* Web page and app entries
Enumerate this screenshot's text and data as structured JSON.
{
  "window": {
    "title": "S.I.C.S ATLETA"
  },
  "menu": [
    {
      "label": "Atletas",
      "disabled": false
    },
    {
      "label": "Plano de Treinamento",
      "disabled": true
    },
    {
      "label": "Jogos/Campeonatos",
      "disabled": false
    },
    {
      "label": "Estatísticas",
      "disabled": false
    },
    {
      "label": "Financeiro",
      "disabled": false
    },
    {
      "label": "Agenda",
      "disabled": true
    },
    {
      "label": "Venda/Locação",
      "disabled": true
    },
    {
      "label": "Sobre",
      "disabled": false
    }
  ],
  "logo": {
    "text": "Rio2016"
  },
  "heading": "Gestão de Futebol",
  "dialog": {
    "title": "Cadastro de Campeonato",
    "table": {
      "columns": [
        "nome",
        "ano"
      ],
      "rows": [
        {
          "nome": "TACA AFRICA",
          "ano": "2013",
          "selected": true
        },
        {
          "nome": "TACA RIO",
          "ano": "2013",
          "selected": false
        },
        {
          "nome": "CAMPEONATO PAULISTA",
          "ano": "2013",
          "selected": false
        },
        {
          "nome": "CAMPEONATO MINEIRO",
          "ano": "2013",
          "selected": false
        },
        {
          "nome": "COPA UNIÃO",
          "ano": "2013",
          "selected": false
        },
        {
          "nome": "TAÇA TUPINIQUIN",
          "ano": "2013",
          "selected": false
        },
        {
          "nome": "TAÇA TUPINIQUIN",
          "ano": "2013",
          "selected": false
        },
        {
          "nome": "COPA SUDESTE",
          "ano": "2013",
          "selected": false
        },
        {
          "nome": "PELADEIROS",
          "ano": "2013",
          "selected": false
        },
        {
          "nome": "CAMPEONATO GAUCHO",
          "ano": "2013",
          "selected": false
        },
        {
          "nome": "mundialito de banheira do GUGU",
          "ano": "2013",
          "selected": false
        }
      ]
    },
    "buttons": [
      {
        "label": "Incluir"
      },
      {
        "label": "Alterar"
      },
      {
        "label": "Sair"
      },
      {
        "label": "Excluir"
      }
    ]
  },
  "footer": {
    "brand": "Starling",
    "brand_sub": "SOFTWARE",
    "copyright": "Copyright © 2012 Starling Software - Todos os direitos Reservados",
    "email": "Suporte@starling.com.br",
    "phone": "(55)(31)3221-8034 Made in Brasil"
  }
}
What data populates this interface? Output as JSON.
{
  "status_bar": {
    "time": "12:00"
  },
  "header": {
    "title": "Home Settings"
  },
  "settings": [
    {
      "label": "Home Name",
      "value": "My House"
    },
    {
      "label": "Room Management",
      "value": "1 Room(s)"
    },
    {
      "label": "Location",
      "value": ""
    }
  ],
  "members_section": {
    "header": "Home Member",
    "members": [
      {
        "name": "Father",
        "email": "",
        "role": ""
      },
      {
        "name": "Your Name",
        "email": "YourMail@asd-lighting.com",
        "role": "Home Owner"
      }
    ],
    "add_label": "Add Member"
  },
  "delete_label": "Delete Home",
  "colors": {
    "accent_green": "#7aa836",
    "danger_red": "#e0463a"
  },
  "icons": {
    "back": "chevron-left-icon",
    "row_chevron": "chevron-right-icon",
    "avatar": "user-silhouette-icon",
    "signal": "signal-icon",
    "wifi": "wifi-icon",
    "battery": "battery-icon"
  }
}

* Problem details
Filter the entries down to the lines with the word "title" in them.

* Answer to the exercise
    "title": "S.I.C.S ATLETA"
    "title": "Cadastro de Campeonato",
    "title": "Home Settings"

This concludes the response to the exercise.